■ **Work to be completed**
Only the pictures are to be omitted; every entry beneath should otherwise be duplicated exactly.

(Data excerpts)
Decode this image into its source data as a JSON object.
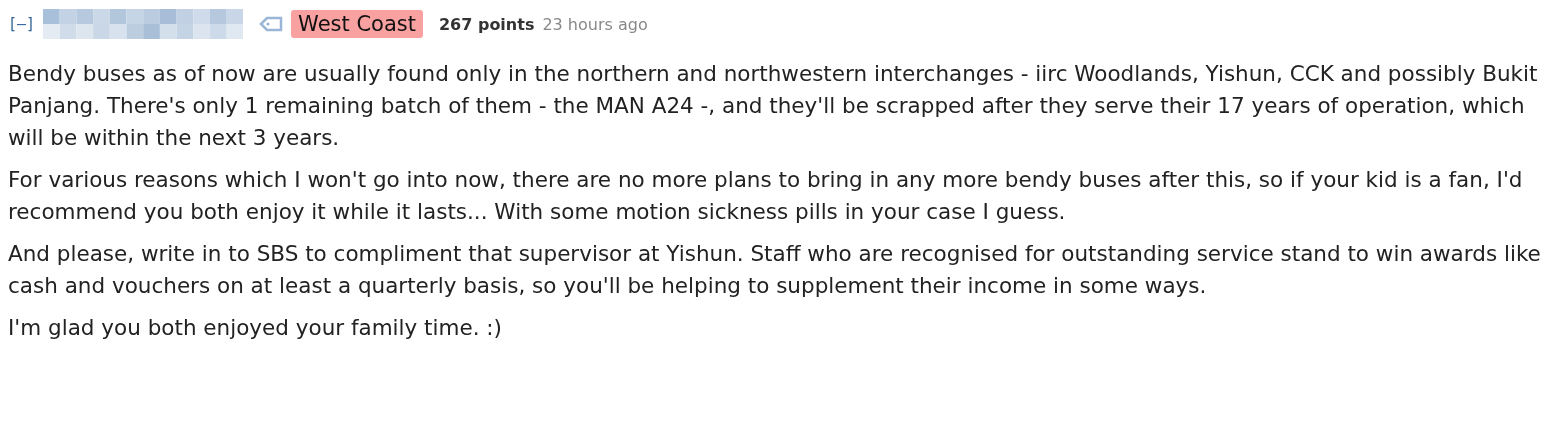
{
  "comment": {
    "collapse_toggle": "[–]",
    "flair": "West Coast",
    "points": "267 points",
    "time": "23 hours ago",
    "paragraphs": [
      "Bendy buses as of now are usually found only in the northern and northwestern interchanges - iirc Woodlands, Yishun, CCK and possibly Bukit Panjang. There's only 1 remaining batch of them - the MAN A24 -, and they'll be scrapped after they serve their 17 years of operation, which will be within the next 3 years.",
      "For various reasons which I won't go into now, there are no more plans to bring in any more bendy buses after this, so if your kid is a fan, I'd recommend you both enjoy it while it lasts... With some motion sickness pills in your case I guess.",
      "And please, write in to SBS to compliment that supervisor at Yishun. Staff who are recognised for outstanding service stand to win awards like cash and vouchers on at least a quarterly basis, so you'll be helping to supplement their income in some ways.",
      "I'm glad you both enjoyed your family time. :)"
    ]
  }
}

■ **Result of this task**
Decode this image into its source data as a JSON object.
{
  "comment": {
    "collapse_toggle": "[–]",
    "flair": "West Coast",
    "points": "267 points",
    "time": "23 hours ago",
    "paragraphs": [
      "Bendy buses as of now are usually found only in the northern and northwestern interchanges - iirc Woodlands, Yishun, CCK and possibly Bukit Panjang. There's only 1 remaining batch of them - the MAN A24 -, and they'll be scrapped after they serve their 17 years of operation, which will be within the next 3 years.",
      "For various reasons which I won't go into now, there are no more plans to bring in any more bendy buses after this, so if your kid is a fan, I'd recommend you both enjoy it while it lasts... With some motion sickness pills in your case I guess.",
      "And please, write in to SBS to compliment that supervisor at Yishun. Staff who are recognised for outstanding service stand to win awards like cash and vouchers on at least a quarterly basis, so you'll be helping to supplement their income in some ways.",
      "I'm glad you both enjoyed your family time. :)"
    ]
  }
}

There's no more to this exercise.